Prompt -
Among the lines below, return each one that contains the word "Normal".

--- Provided records Enclosed Below ---

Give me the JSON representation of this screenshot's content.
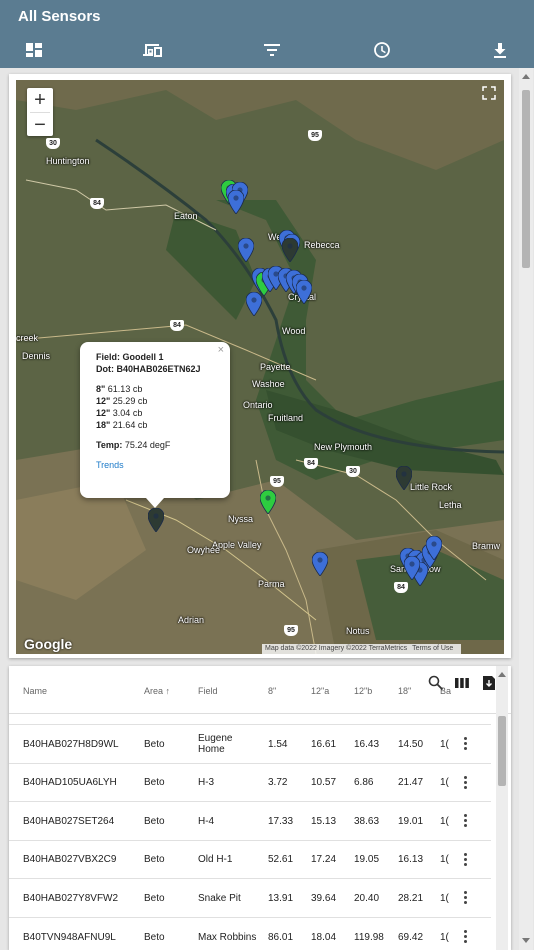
{
  "app": {
    "title": "All Sensors"
  },
  "toolbar": {
    "buttons": [
      "dashboard-icon",
      "devices-icon",
      "filter-icon",
      "history-icon",
      "download-icon"
    ]
  },
  "map": {
    "zoom_in": "+",
    "zoom_out": "−",
    "places": [
      "Huntington",
      "Eaton",
      "Weiser",
      "Rebecca",
      "Crystal",
      "Wood",
      "creek",
      "Dennis",
      "Payette",
      "Washoe",
      "Ontario",
      "Fruitland",
      "New Plymouth",
      "Little Rock",
      "Letha",
      "Bramw",
      "Nyssa",
      "Apple Valley",
      "Owyhee",
      "Parma",
      "Sand Hollow",
      "Adrian",
      "Notus"
    ],
    "road_shields": [
      "30",
      "84",
      "95",
      "84",
      "84",
      "30",
      "95",
      "95",
      "84"
    ],
    "google_logo": "Google",
    "attribution": [
      "Map data ©2022 Imagery ©2022 TerraMetrics",
      "Terms of Use"
    ],
    "popup": {
      "field_label": "Field:",
      "field_value": "Goodell 1",
      "dot_label": "Dot:",
      "dot_value": "B40HAB026ETN62J",
      "readings": [
        {
          "depth": "8\"",
          "value": "61.13 cb"
        },
        {
          "depth": "12\"",
          "value": "25.29 cb"
        },
        {
          "depth": "12\"",
          "value": "3.04 cb"
        },
        {
          "depth": "18\"",
          "value": "21.64 cb"
        }
      ],
      "temp_label": "Temp:",
      "temp_value": "75.24 degF",
      "link": "Trends",
      "close": "×"
    },
    "colors": {
      "blue_pin": "#3d6fd8",
      "green_pin": "#2ecc40",
      "dark_pin": "#2d3a33"
    }
  },
  "table": {
    "columns": [
      "Name",
      "Area",
      "Field",
      "8\"",
      "12\"a",
      "12\"b",
      "18\"",
      "Ba"
    ],
    "sort_icon": "↑",
    "rows": [
      {
        "name": "B40HAB027H8D9WL",
        "area": "Beto",
        "field": "Eugene Home",
        "v8": "1.54",
        "v12a": "16.61",
        "v12b": "16.43",
        "v18": "14.50",
        "ba": "1("
      },
      {
        "name": "B40HAD105UA6LYH",
        "area": "Beto",
        "field": "H-3",
        "v8": "3.72",
        "v12a": "10.57",
        "v12b": "6.86",
        "v18": "21.47",
        "ba": "1("
      },
      {
        "name": "B40HAB027SET264",
        "area": "Beto",
        "field": "H-4",
        "v8": "17.33",
        "v12a": "15.13",
        "v12b": "38.63",
        "v18": "19.01",
        "ba": "1("
      },
      {
        "name": "B40HAB027VBX2C9",
        "area": "Beto",
        "field": "Old H-1",
        "v8": "52.61",
        "v12a": "17.24",
        "v12b": "19.05",
        "v18": "16.13",
        "ba": "1("
      },
      {
        "name": "B40HAB027Y8VFW2",
        "area": "Beto",
        "field": "Snake Pit",
        "v8": "13.91",
        "v12a": "39.64",
        "v12b": "20.40",
        "v18": "28.21",
        "ba": "1("
      },
      {
        "name": "B40TVN948AFNU9L",
        "area": "Beto",
        "field": "Max Robbins",
        "v8": "86.01",
        "v12a": "18.04",
        "v12b": "119.98",
        "v18": "69.42",
        "ba": "1("
      }
    ]
  }
}
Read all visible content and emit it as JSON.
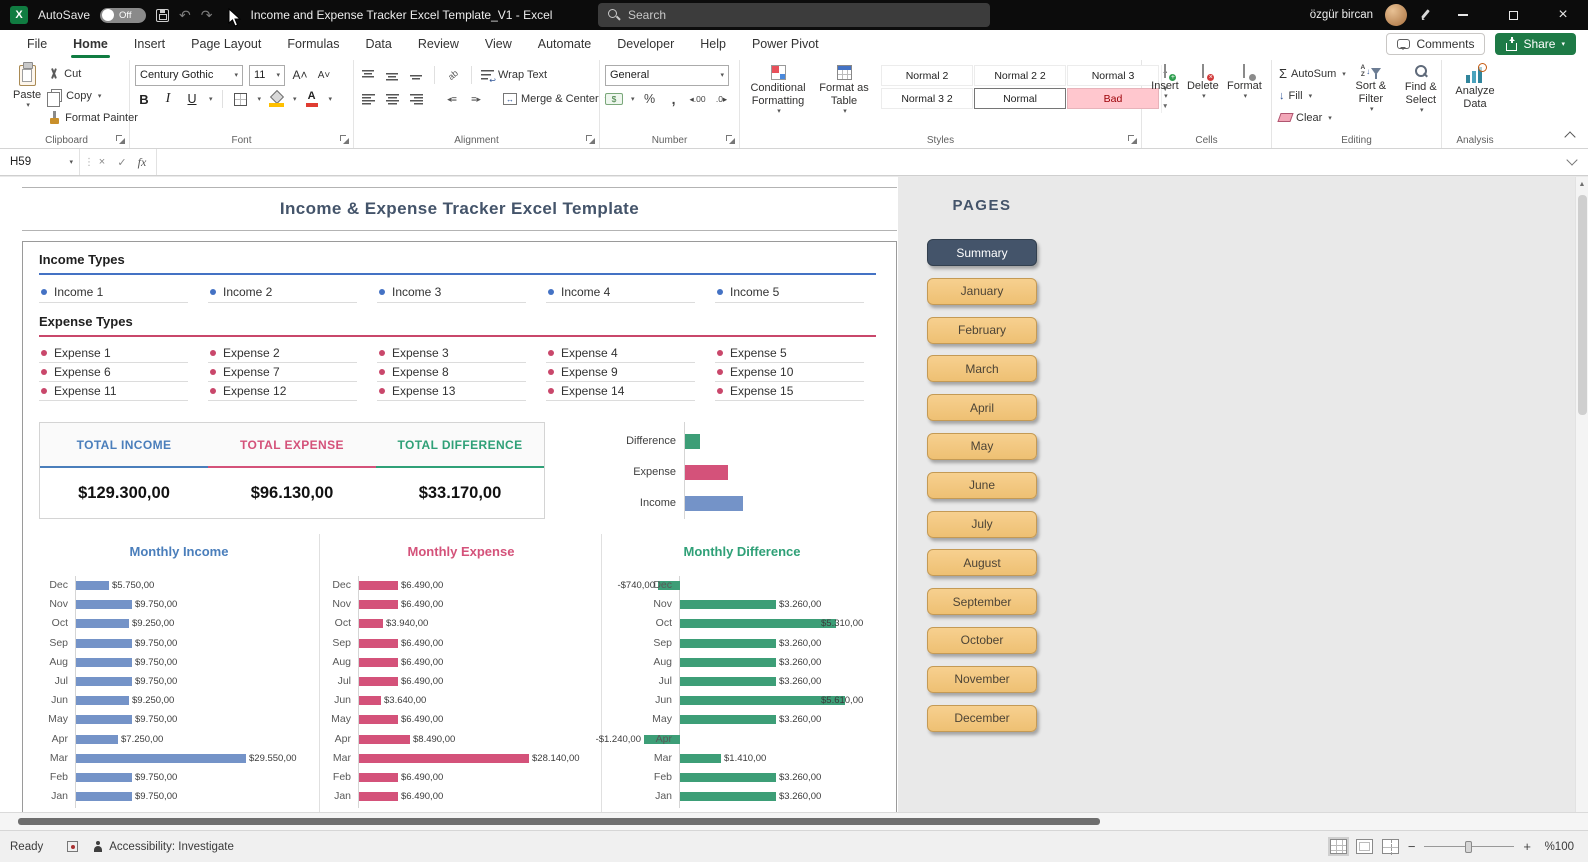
{
  "titlebar": {
    "autosave_label": "AutoSave",
    "autosave_state": "Off",
    "doc_title": "Income and Expense Tracker Excel Template_V1 - Excel",
    "search_placeholder": "Search",
    "user_name": "özgür bircan"
  },
  "icons": {
    "bold": "B",
    "italic": "I",
    "underline": "U",
    "autosum": "Σ",
    "percent": "%",
    "comma": ",",
    "inc_decimal": "◂.00",
    "dec_decimal": ".0▸"
  },
  "ribbon": {
    "tabs": [
      "File",
      "Home",
      "Insert",
      "Page Layout",
      "Formulas",
      "Data",
      "Review",
      "View",
      "Automate",
      "Developer",
      "Help",
      "Power Pivot"
    ],
    "active_tab": "Home",
    "comments_label": "Comments",
    "share_label": "Share",
    "groups": {
      "clipboard": {
        "label": "Clipboard",
        "paste": "Paste",
        "cut": "Cut",
        "copy": "Copy",
        "format_painter": "Format Painter"
      },
      "font": {
        "label": "Font",
        "font_name": "Century Gothic",
        "font_size": "11"
      },
      "alignment": {
        "label": "Alignment",
        "wrap_text": "Wrap Text",
        "merge_center": "Merge & Center"
      },
      "number": {
        "label": "Number",
        "format": "General"
      },
      "styles": {
        "label": "Styles",
        "conditional_formatting": "Conditional Formatting",
        "format_as_table": "Format as Table",
        "gallery": [
          {
            "name": "Normal 2",
            "kind": "plain"
          },
          {
            "name": "Normal 2 2",
            "kind": "plain"
          },
          {
            "name": "Normal 3",
            "kind": "plain"
          },
          {
            "name": "Normal 3 2",
            "kind": "plain"
          },
          {
            "name": "Normal",
            "kind": "selected"
          },
          {
            "name": "Bad",
            "kind": "bad"
          }
        ]
      },
      "cells": {
        "label": "Cells",
        "insert": "Insert",
        "delete": "Delete",
        "format": "Format"
      },
      "editing": {
        "label": "Editing",
        "autosum": "AutoSum",
        "fill": "Fill",
        "clear": "Clear",
        "sort_filter": "Sort & Filter",
        "find_select": "Find & Select"
      },
      "analysis": {
        "label": "Analysis",
        "analyze_data": "Analyze Data"
      }
    }
  },
  "formula_bar": {
    "name_box": "H59",
    "fx": "fx"
  },
  "sheet": {
    "page_title": "Income & Expense Tracker Excel Template",
    "income_heading": "Income Types",
    "income_types": [
      "Income 1",
      "Income 2",
      "Income 3",
      "Income 4",
      "Income 5"
    ],
    "expense_heading": "Expense Types",
    "expense_types": [
      "Expense 1",
      "Expense 2",
      "Expense 3",
      "Expense 4",
      "Expense 5",
      "Expense 6",
      "Expense 7",
      "Expense 8",
      "Expense 9",
      "Expense 10",
      "Expense 11",
      "Expense 12",
      "Expense 13",
      "Expense 14",
      "Expense 15"
    ],
    "summary": {
      "headers": [
        "TOTAL INCOME",
        "TOTAL EXPENSE",
        "TOTAL DIFFERENCE"
      ],
      "header_colors": [
        "#4A7EBB",
        "#D4527A",
        "#2FA077"
      ],
      "values": [
        "$129.300,00",
        "$96.130,00",
        "$33.170,00"
      ]
    }
  },
  "chart_data": [
    {
      "id": "totals",
      "type": "bar",
      "orientation": "horizontal",
      "title": "",
      "categories": [
        "Difference",
        "Expense",
        "Income"
      ],
      "values": [
        33170,
        96130,
        129300
      ],
      "colors": [
        "#3D9E77",
        "#D4527A",
        "#7493C8"
      ],
      "max": 129300,
      "grid": false,
      "legend": "none"
    },
    {
      "id": "monthly_income",
      "type": "bar",
      "orientation": "horizontal",
      "title": "Monthly Income",
      "title_color": "#4A7EBB",
      "color": "#7493C8",
      "categories": [
        "Dec",
        "Nov",
        "Oct",
        "Sep",
        "Aug",
        "Jul",
        "Jun",
        "May",
        "Apr",
        "Mar",
        "Feb",
        "Jan"
      ],
      "values": [
        5750,
        9750,
        9250,
        9750,
        9750,
        9750,
        9250,
        9750,
        7250,
        29550,
        9750,
        9750
      ],
      "value_labels": [
        "$5.750,00",
        "$9.750,00",
        "$9.250,00",
        "$9.750,00",
        "$9.750,00",
        "$9.750,00",
        "$9.250,00",
        "$9.750,00",
        "$7.250,00",
        "$29.550,00",
        "$9.750,00",
        "$9.750,00"
      ],
      "max": 29550,
      "xlim": [
        0,
        29550
      ],
      "grid": false,
      "legend": "none"
    },
    {
      "id": "monthly_expense",
      "type": "bar",
      "orientation": "horizontal",
      "title": "Monthly Expense",
      "title_color": "#D4527A",
      "color": "#D4527A",
      "categories": [
        "Dec",
        "Nov",
        "Oct",
        "Sep",
        "Aug",
        "Jul",
        "Jun",
        "May",
        "Apr",
        "Mar",
        "Feb",
        "Jan"
      ],
      "values": [
        6490,
        6490,
        3940,
        6490,
        6490,
        6490,
        3640,
        6490,
        8490,
        28140,
        6490,
        6490
      ],
      "value_labels": [
        "$6.490,00",
        "$6.490,00",
        "$3.940,00",
        "$6.490,00",
        "$6.490,00",
        "$6.490,00",
        "$3.640,00",
        "$6.490,00",
        "$8.490,00",
        "$28.140,00",
        "$6.490,00",
        "$6.490,00"
      ],
      "max": 28140,
      "xlim": [
        0,
        28140
      ],
      "grid": false,
      "legend": "none"
    },
    {
      "id": "monthly_difference",
      "type": "bar",
      "orientation": "horizontal",
      "title": "Monthly Difference",
      "title_color": "#2FA077",
      "color": "#3D9E77",
      "categories": [
        "Dec",
        "Nov",
        "Oct",
        "Sep",
        "Aug",
        "Jul",
        "Jun",
        "May",
        "Apr",
        "Mar",
        "Feb",
        "Jan"
      ],
      "values": [
        -740,
        3260,
        5310,
        3260,
        3260,
        3260,
        5610,
        3260,
        -1240,
        1410,
        3260,
        3260
      ],
      "value_labels": [
        "-$740,00",
        "$3.260,00",
        "$5.310,00",
        "$3.260,00",
        "$3.260,00",
        "$3.260,00",
        "$5.610,00",
        "$3.260,00",
        "-$1.240,00",
        "$1.410,00",
        "$3.260,00",
        "$3.260,00"
      ],
      "max": 5610,
      "xlim": [
        -1240,
        5610
      ],
      "grid": false,
      "legend": "none"
    }
  ],
  "pages": {
    "title": "PAGES",
    "active": "Summary",
    "items": [
      "Summary",
      "January",
      "February",
      "March",
      "April",
      "May",
      "June",
      "July",
      "August",
      "September",
      "October",
      "November",
      "December"
    ]
  },
  "status_bar": {
    "ready": "Ready",
    "accessibility": "Accessibility: Investigate",
    "zoom_level": "%100"
  },
  "colors": {
    "income": "#7493C8",
    "expense": "#D4527A",
    "difference": "#3D9E77",
    "accent_dark": "#44546A",
    "page_button": "#F3C87E",
    "excel_green": "#107C41"
  }
}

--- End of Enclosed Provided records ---

Answer for the task -
            "name": "Normal 2",
            "name": "Normal 2 2",
            "name": "Normal 3",
            "name": "Normal 3 2",
            "name": "Normal",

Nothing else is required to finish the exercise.